Get medical advice as soon as possible if you think you've broken your ankle. It may need treatment to heal properly.
Do not worry if you're not sure if your ankle is broken, dislocated or sprained. Get it checked by a doctor.
Urgent advice: Get help from NHS 111 if:
Immediate action required: Go to A&E if:
You've had an injury and:
- your ankle is at an odd angle
- a bone is sticking out of your ankle
- you have a bad cut or wound on your ankle
- you're in severe pain
- your toes look blue or white, or feel numb
If you cannot get to A&E by yourself, call 999 for an ambulance.
What we mean by severe pain
- Severe pain:
- always there and so bad it's hard to think or talk
- you cannot sleep
- it's very hard to move, get out of bed, go to the bathroom, wash or dress
- Moderate pain:
- always there
- makes it hard to concentrate or sleep
- you can manage to get up, wash or dress
- Mild pain:
- comes and goes
- is annoying but does not stop you doing daily activities
While you're waiting to see a doctor
If you think you’ve broken your ankle, there are some things you can do while you’re waiting to see a doctor.
- raise your ankle if possible
- gently hold an ice pack (or a bag of frozen peas) wrapped in a towel on your ankle for 15 to 20 minutes every 2 to 3 hours
- stop any bleeding – put pressure on the wound using a clean cloth or dressing
- wrap your ankle loosely in a bandage to help support it (if your ankle is not at an odd angle)
- remove any jewellery on your ankle or toes
- take paracetamol
- not take ibuprofen until you have seen a doctor
- not eat or drink anything in case you need surgery
- not move or put weight on your ankle if possible
Treatments for a broken ankle
You'll usually have an X-ray to check if your ankle is broken and see how bad the break is.
If you have a very minor break, you may not need any treatment.
For a more serious break, you may need:
- a special boot to help support your ankle
- a plaster cast to hold your ankle in place while it heals
- the bones to be moved back into place by a doctor (they'll give you an injection to numb your ankle)
- surgery to fix the broken bones
You'll usually have follow-up appointments to check your ankle is healing properly.
Recovering from a broken ankle
Things you can do to help your recovery
A broken ankle usually takes 6 to 8 weeks to heal, but it can take longer.
The doctor will tell you:
- how long you'll have to wear the boot or have the plaster cast on
- how much weight to put on your ankle – you may be given crutches or a walking frame to help keep weight off it
Once it's healed, use your ankle as normal.

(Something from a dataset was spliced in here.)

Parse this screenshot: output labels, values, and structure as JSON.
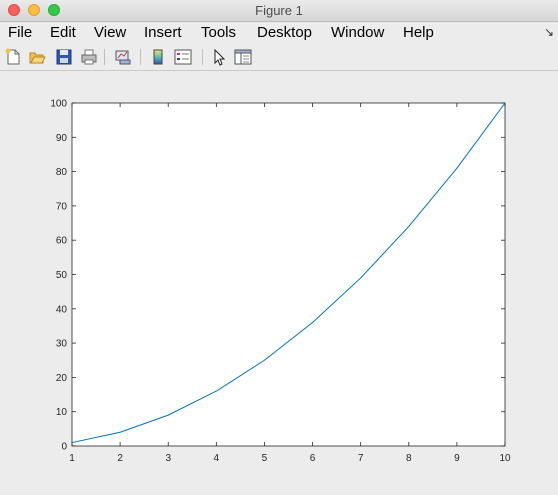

Moving it will stop it getting stiff.
You may need to see a physiotherapist. They can help you with exercises to get your foot and ankle gently moving again.
Ask your doctor when you can return to contact sports or other activities that put a lot of strain on your ankle.
It's important to follow any advice you're given by the hospital or fracture clinic.
There are some things you can do to ease pain and help your broken ankle recover.
rest and raise your ankle whenever possible
take paracetamol or the painkiller your doctor has given you to ease pain
gently move your toes and bend your knee while wearing the boot or cast to ease stiff muscles
do not get your plaster cast wet
do not carry heavy things
do not move your ankle too much
do not use anything to scratch under your cast
Urgent advice: Get help from NHS 111 or go to an urgent treatment centre if:
You're recovering from a broken ankle and:
- the pain in your ankle gets worse
- your temperature is very high or you feel hot and shivery
- your leg, foot or toes start to feel numb or like they're burning
- your leg, foot or toes look swollen, or turn blue or white
- the plaster cast or boot is rubbing, or feels too tight or too loose
- there's a bad smell or discharge from under your cast
You can call 111 or get help from 111 online.
Page last reviewed: 11 March 2022
Next review due: 11 March 2025